• EXERCISE GOAL:
Please find the lines in the entries below that contain the word "Delete", and copy each one.

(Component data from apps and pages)
+++
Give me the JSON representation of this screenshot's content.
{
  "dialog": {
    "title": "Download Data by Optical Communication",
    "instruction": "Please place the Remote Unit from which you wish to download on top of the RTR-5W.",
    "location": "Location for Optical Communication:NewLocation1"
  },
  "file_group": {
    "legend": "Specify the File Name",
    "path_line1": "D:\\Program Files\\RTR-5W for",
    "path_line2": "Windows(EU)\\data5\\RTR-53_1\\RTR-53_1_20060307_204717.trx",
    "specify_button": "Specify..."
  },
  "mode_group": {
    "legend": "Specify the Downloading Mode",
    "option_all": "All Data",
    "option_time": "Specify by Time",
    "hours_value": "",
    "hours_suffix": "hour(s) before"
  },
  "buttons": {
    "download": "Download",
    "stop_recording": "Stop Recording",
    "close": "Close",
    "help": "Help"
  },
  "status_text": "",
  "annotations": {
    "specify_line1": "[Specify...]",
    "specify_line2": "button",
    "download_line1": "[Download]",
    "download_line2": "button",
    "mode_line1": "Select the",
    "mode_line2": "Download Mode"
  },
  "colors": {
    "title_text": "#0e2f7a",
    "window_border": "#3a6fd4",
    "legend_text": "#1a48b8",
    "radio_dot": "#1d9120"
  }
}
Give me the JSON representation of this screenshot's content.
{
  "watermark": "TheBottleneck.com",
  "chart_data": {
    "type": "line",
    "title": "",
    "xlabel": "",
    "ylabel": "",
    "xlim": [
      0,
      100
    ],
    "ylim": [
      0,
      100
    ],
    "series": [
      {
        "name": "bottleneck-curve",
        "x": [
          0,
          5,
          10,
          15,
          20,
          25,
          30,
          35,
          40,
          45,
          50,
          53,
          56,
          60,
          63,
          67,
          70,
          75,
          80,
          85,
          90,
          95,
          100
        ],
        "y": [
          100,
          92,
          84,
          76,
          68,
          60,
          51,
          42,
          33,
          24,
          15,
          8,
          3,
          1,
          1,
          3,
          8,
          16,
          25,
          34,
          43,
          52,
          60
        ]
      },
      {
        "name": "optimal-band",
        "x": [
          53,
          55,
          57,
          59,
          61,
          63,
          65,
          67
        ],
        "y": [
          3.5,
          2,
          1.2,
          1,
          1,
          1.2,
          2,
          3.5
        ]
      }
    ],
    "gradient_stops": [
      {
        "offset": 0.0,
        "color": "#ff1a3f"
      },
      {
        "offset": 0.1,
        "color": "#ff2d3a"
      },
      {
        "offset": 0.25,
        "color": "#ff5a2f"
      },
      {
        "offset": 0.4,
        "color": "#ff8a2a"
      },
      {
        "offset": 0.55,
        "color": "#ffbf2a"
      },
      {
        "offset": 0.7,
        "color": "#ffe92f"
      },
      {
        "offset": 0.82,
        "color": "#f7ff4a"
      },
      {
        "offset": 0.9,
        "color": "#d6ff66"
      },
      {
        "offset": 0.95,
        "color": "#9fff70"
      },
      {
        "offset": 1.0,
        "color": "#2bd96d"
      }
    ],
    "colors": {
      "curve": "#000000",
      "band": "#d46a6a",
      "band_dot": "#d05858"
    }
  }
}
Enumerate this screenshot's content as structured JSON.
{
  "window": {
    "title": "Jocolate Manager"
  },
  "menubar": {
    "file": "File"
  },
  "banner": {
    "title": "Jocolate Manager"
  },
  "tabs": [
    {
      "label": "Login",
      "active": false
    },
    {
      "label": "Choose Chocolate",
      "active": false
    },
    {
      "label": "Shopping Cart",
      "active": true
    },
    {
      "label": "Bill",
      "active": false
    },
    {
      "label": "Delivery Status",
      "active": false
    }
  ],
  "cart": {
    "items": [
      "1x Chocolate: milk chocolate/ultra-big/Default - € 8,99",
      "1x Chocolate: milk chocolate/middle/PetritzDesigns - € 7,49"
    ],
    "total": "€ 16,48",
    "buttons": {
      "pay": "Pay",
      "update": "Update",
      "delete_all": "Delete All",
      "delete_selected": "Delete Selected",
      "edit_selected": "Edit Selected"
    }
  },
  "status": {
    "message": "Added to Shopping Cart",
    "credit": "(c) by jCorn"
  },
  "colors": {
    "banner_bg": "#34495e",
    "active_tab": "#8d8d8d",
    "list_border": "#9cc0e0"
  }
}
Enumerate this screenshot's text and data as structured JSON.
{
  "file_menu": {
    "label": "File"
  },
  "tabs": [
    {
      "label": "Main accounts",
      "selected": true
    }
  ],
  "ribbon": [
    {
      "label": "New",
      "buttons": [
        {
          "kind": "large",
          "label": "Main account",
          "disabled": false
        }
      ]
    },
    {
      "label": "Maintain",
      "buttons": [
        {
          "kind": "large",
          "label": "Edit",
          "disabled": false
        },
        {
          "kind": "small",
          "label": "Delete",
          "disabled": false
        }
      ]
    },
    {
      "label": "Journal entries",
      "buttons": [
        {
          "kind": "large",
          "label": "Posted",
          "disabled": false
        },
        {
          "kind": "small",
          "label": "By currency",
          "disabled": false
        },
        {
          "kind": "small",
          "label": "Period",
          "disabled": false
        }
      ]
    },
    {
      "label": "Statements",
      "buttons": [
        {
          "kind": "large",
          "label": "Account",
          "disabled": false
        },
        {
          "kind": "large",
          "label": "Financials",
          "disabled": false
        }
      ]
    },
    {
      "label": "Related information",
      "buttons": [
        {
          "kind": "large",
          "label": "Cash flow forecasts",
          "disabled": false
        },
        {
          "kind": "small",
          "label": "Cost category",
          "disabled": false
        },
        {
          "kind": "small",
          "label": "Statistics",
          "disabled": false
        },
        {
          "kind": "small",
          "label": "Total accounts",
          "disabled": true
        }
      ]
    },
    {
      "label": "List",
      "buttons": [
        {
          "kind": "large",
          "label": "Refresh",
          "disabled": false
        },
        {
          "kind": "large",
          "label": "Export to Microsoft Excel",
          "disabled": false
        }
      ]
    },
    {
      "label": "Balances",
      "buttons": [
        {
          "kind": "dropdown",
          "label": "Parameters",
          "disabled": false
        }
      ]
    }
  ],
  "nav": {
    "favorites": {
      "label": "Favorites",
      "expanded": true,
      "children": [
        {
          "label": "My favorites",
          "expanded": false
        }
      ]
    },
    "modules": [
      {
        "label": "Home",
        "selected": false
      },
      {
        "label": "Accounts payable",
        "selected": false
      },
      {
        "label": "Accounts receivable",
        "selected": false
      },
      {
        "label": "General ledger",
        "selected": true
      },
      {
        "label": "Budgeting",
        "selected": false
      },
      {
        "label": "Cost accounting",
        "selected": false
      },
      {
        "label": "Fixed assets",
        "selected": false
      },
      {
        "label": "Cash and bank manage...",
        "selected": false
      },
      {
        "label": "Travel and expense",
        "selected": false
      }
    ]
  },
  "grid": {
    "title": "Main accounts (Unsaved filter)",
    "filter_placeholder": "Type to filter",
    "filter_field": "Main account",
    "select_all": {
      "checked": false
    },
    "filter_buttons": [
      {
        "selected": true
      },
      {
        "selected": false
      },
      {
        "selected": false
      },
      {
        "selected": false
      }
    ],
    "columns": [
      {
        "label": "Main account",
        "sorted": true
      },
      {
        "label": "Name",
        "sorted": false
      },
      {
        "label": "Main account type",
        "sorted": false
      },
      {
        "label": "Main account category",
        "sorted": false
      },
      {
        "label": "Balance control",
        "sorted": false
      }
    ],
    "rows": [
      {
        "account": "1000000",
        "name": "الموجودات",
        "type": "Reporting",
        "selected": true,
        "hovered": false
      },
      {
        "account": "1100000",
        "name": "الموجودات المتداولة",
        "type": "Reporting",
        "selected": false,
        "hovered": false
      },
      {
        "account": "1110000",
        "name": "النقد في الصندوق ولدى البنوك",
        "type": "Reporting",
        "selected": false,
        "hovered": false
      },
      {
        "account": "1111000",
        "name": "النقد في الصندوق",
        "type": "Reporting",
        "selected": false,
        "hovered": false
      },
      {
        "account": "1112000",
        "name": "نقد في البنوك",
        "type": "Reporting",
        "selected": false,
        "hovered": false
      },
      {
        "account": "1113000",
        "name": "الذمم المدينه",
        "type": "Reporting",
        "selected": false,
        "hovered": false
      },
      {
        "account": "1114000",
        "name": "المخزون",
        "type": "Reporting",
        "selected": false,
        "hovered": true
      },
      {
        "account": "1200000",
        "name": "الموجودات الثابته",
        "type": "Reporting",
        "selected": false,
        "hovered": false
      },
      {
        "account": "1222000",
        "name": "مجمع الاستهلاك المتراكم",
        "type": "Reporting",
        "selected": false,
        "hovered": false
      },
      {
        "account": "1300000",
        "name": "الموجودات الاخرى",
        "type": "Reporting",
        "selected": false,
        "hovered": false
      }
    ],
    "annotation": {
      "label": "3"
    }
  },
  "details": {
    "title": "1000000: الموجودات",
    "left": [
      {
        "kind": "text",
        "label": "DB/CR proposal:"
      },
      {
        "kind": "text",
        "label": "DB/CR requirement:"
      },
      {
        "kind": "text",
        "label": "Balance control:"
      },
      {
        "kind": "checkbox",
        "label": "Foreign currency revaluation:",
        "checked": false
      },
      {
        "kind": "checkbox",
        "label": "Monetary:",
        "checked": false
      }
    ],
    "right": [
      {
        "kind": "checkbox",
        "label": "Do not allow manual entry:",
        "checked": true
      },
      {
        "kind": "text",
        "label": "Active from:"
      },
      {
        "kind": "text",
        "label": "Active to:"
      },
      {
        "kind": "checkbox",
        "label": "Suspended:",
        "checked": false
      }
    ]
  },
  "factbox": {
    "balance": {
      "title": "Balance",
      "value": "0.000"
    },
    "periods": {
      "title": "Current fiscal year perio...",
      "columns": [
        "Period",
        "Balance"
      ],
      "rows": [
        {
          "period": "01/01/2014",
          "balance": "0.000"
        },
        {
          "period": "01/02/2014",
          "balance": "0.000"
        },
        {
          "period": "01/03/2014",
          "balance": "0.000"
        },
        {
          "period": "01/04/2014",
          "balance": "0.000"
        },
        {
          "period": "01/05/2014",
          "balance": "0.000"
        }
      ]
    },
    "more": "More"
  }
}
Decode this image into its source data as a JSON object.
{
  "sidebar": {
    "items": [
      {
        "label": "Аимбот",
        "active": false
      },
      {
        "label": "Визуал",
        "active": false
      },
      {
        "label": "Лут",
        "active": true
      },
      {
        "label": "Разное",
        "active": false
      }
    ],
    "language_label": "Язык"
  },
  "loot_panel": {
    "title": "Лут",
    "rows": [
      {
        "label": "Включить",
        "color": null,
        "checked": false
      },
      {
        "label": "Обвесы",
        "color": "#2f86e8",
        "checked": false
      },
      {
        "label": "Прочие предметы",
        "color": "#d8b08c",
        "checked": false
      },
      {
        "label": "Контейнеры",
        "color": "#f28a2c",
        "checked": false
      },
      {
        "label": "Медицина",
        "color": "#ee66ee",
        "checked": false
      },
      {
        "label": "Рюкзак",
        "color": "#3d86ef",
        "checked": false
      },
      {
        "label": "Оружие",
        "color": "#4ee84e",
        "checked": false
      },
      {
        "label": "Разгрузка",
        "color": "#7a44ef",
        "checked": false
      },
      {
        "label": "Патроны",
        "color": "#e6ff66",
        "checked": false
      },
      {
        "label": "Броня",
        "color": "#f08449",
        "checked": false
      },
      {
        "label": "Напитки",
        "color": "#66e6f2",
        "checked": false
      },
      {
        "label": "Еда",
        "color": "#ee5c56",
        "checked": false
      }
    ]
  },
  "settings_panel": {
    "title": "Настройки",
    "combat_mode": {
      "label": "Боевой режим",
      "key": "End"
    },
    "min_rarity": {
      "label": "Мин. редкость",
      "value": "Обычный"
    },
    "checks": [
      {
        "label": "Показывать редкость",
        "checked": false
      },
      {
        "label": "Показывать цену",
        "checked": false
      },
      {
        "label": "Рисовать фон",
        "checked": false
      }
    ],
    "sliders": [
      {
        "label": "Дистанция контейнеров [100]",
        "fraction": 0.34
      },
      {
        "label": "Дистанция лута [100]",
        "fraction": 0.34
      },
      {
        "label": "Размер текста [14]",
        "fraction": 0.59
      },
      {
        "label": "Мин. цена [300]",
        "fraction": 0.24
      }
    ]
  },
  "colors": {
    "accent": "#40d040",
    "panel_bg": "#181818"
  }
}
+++
• REPLY:
      "delete_all": "Delete All",
      "delete_selected": "Delete Selected",
          "label": "Delete",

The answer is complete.